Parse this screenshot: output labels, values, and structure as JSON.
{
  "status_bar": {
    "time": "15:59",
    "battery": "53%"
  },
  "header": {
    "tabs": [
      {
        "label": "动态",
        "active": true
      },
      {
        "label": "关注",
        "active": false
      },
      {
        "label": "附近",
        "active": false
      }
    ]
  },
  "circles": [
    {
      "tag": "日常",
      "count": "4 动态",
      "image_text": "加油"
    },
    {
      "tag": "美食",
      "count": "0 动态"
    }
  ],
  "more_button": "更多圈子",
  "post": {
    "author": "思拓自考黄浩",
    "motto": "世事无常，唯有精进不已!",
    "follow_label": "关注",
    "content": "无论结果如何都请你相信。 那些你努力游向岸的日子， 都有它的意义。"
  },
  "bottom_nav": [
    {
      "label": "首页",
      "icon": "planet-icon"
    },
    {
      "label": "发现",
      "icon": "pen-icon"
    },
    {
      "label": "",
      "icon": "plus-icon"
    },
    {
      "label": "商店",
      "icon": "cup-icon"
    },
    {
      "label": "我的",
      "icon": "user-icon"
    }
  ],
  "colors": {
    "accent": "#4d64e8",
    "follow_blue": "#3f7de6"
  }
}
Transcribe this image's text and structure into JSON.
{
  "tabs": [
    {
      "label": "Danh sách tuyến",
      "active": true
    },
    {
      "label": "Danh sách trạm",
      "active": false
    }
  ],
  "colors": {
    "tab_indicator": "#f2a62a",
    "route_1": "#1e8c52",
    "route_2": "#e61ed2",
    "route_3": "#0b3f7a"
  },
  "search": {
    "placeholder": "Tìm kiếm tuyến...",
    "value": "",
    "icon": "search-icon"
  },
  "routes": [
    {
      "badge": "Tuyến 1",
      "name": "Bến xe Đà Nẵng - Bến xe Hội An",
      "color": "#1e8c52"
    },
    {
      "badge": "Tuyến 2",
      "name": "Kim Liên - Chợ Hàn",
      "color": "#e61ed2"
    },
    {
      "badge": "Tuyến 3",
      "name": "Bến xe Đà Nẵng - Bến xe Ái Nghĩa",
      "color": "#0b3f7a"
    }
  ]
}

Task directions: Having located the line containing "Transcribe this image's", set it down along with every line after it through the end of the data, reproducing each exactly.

Problem solution:
Transcribe this image's text and structure into JSON.
{
  "tabs": [
    {
      "label": "Danh sách tuyến",
      "active": true
    },
    {
      "label": "Danh sách trạm",
      "active": false
    }
  ],
  "colors": {
    "tab_indicator": "#f2a62a",
    "route_1": "#1e8c52",
    "route_2": "#e61ed2",
    "route_3": "#0b3f7a"
  },
  "search": {
    "placeholder": "Tìm kiếm tuyến...",
    "value": "",
    "icon": "search-icon"
  },
  "routes": [
    {
      "badge": "Tuyến 1",
      "name": "Bến xe Đà Nẵng - Bến xe Hội An",
      "color": "#1e8c52"
    },
    {
      "badge": "Tuyến 2",
      "name": "Kim Liên - Chợ Hàn",
      "color": "#e61ed2"
    },
    {
      "badge": "Tuyến 3",
      "name": "Bến xe Đà Nẵng - Bến xe Ái Nghĩa",
      "color": "#0b3f7a"
    }
  ]
}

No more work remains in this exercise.